> **Exercise aim**:
In the material below, identify each line bearing the word "hellolivinglife". Reproduce those lines.
((
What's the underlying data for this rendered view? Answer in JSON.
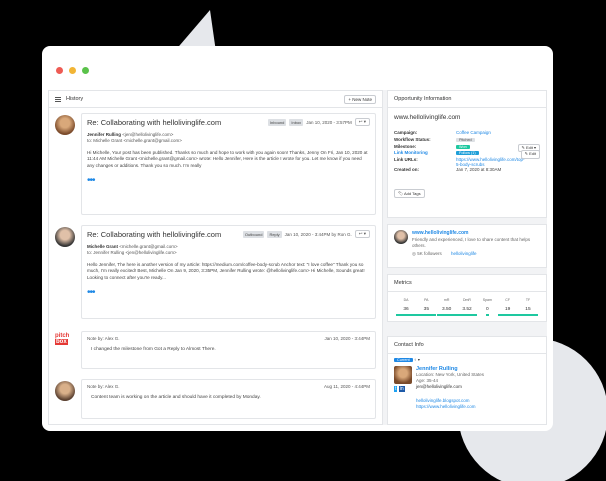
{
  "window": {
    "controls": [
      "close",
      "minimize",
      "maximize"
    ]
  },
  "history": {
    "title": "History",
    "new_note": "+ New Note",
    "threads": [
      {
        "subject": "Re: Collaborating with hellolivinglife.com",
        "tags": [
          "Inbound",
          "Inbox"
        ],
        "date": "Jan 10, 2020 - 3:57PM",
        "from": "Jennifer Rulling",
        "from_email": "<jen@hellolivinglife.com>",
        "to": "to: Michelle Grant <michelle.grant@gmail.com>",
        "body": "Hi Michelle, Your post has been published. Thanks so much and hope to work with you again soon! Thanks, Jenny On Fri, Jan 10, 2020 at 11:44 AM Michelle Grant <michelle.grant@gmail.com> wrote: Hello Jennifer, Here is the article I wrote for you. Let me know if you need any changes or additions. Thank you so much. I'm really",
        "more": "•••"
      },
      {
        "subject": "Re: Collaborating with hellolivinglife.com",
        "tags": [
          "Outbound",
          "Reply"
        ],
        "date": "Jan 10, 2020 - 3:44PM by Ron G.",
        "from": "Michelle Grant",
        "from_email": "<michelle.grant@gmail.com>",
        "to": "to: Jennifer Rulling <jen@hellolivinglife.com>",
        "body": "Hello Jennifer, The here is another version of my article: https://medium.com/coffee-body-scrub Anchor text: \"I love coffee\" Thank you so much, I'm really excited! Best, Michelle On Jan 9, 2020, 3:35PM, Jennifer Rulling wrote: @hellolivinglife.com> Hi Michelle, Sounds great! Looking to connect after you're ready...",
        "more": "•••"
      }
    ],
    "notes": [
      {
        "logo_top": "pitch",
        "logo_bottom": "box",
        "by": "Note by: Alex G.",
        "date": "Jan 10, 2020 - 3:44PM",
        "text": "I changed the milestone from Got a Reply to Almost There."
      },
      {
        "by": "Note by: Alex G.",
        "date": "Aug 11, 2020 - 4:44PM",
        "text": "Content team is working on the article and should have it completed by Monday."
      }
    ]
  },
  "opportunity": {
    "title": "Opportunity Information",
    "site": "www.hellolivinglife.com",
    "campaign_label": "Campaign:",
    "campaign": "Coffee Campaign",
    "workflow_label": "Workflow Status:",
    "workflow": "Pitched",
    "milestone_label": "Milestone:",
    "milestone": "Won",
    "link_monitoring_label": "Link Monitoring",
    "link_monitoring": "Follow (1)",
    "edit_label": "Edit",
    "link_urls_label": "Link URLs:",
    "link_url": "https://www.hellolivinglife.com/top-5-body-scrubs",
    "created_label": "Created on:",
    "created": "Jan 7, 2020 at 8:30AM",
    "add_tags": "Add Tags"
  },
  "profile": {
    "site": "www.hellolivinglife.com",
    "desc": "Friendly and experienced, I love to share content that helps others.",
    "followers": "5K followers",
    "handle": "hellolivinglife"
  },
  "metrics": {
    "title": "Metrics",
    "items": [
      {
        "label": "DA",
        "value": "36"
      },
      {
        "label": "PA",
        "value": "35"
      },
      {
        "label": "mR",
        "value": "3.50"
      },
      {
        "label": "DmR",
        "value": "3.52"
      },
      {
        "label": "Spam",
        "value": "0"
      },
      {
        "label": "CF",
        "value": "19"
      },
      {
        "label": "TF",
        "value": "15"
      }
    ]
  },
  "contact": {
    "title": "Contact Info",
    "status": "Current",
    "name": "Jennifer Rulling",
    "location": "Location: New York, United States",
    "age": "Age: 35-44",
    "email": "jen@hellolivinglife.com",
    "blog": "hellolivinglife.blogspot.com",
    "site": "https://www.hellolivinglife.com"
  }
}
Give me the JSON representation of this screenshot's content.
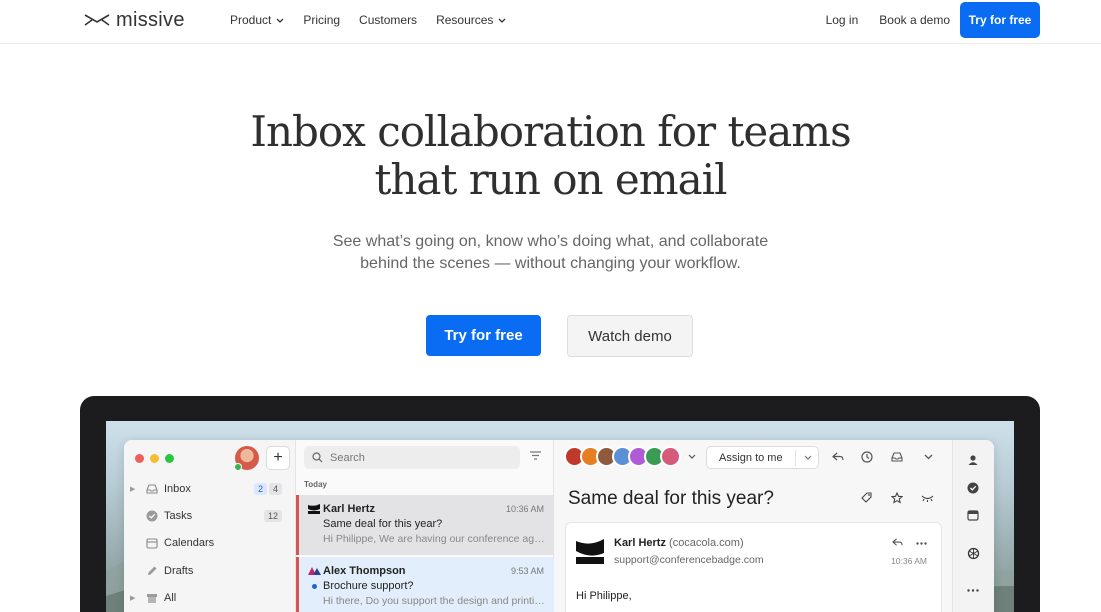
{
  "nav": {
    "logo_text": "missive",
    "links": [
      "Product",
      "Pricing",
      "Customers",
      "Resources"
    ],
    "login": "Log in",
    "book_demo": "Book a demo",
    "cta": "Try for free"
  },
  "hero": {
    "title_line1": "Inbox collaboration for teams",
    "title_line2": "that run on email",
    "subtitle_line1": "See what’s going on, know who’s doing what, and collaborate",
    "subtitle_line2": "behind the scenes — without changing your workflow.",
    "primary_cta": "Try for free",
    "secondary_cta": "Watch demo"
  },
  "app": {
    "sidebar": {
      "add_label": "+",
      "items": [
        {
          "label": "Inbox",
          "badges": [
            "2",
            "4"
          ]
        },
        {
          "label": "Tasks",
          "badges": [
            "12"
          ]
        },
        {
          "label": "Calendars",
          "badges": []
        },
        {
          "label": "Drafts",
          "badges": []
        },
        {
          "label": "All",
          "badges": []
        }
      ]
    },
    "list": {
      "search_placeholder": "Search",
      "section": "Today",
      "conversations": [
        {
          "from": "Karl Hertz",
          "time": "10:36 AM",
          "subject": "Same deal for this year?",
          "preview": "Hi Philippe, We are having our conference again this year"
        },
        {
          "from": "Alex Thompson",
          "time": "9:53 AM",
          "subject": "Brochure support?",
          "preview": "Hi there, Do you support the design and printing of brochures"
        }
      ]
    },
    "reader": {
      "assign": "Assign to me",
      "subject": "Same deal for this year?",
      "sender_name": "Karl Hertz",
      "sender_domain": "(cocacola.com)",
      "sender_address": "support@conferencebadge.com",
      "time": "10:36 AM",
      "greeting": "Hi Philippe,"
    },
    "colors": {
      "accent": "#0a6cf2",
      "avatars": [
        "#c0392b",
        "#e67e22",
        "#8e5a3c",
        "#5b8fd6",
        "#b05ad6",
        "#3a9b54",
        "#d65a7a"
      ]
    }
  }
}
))
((
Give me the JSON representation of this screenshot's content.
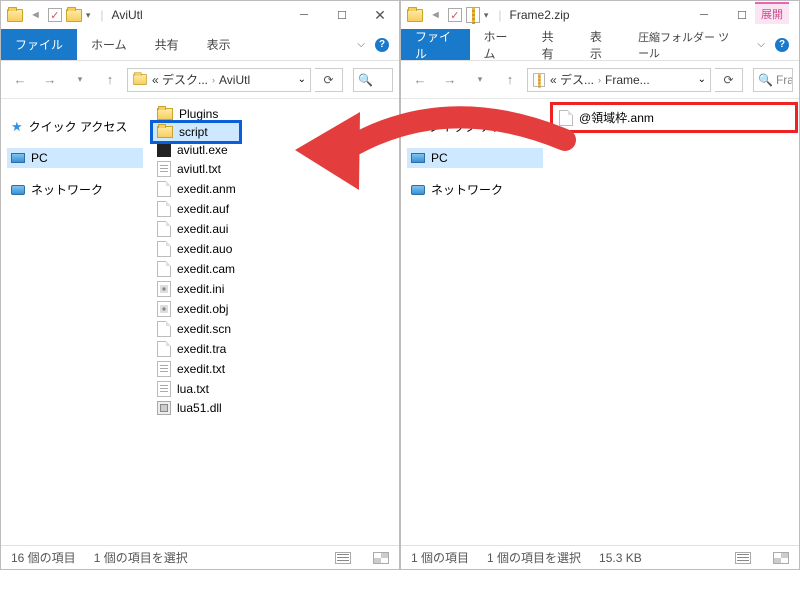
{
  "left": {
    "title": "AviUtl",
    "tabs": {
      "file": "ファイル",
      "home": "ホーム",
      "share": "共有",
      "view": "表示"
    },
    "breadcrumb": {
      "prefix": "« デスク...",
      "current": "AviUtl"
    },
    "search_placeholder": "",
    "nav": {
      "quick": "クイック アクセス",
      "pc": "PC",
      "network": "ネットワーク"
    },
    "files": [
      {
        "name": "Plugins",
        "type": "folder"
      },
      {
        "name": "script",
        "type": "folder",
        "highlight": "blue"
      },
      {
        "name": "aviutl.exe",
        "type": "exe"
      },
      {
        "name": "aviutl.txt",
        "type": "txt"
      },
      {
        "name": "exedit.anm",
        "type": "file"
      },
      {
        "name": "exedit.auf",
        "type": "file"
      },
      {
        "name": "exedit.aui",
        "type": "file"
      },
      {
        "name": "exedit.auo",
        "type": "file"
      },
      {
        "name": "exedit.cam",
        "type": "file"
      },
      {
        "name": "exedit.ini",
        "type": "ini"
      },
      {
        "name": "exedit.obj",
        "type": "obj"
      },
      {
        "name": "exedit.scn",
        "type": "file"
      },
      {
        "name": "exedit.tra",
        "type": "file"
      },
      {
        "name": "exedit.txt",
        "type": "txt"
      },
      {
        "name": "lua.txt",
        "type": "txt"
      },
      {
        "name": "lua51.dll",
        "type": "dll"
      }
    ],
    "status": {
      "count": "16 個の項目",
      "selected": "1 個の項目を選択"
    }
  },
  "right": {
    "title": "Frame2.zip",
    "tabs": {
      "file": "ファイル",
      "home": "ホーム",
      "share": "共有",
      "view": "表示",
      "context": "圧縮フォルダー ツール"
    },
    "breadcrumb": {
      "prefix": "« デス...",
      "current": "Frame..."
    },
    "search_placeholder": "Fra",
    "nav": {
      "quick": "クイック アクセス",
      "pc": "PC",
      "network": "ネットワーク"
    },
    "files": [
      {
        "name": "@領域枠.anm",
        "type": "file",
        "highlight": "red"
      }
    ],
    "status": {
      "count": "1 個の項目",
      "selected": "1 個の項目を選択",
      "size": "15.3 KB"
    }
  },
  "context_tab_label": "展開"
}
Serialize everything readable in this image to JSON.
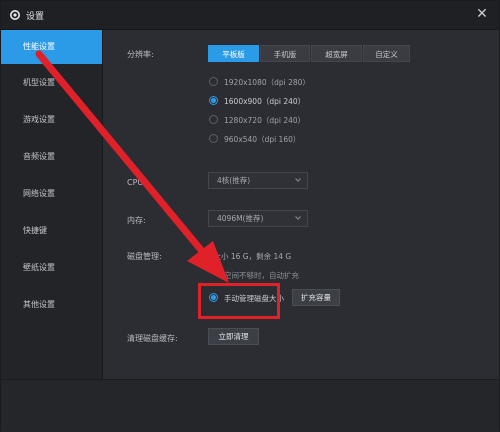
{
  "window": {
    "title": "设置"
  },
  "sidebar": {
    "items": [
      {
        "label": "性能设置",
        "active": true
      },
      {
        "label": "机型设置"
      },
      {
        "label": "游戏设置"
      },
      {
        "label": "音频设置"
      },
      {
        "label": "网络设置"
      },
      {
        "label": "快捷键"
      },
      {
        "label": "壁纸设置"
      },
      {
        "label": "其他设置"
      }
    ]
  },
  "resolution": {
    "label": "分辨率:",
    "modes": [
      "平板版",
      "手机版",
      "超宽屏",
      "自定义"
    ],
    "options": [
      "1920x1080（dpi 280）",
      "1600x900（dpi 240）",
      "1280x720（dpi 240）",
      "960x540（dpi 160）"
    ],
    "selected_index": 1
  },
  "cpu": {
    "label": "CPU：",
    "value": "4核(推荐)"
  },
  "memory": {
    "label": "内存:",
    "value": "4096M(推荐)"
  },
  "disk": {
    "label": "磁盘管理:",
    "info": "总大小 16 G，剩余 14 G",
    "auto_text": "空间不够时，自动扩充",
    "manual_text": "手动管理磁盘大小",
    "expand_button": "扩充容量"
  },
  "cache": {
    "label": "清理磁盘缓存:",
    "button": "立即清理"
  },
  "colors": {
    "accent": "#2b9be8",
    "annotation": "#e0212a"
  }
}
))
> **Your response**:
        "subject": "Re: Collaborating with hellolivinglife.com",
        "from_email": "<jen@hellolivinglife.com>",
        "subject": "Re: Collaborating with hellolivinglife.com",
        "to": "to: Jennifer Rulling <jen@hellolivinglife.com>",
        "body": "Hello Jennifer, The here is another version of my article: https://medium.com/coffee-body-scrub Anchor text: \"I love coffee\" Thank you so much, I'm really excited! Best, Michelle On Jan 9, 2020, 3:35PM, Jennifer Rulling wrote: @hellolivinglife.com> Hi Michelle, Sounds great! Looking to connect after you're ready...",
    "site": "www.hellolivinglife.com",
    "link_url": "https://www.hellolivinglife.com/top-5-body-scrubs",
    "site": "www.hellolivinglife.com",
    "handle": "hellolivinglife"
    "email": "jen@hellolivinglife.com",
    "blog": "hellolivinglife.blogspot.com",
    "site": "https://www.hellolivinglife.com"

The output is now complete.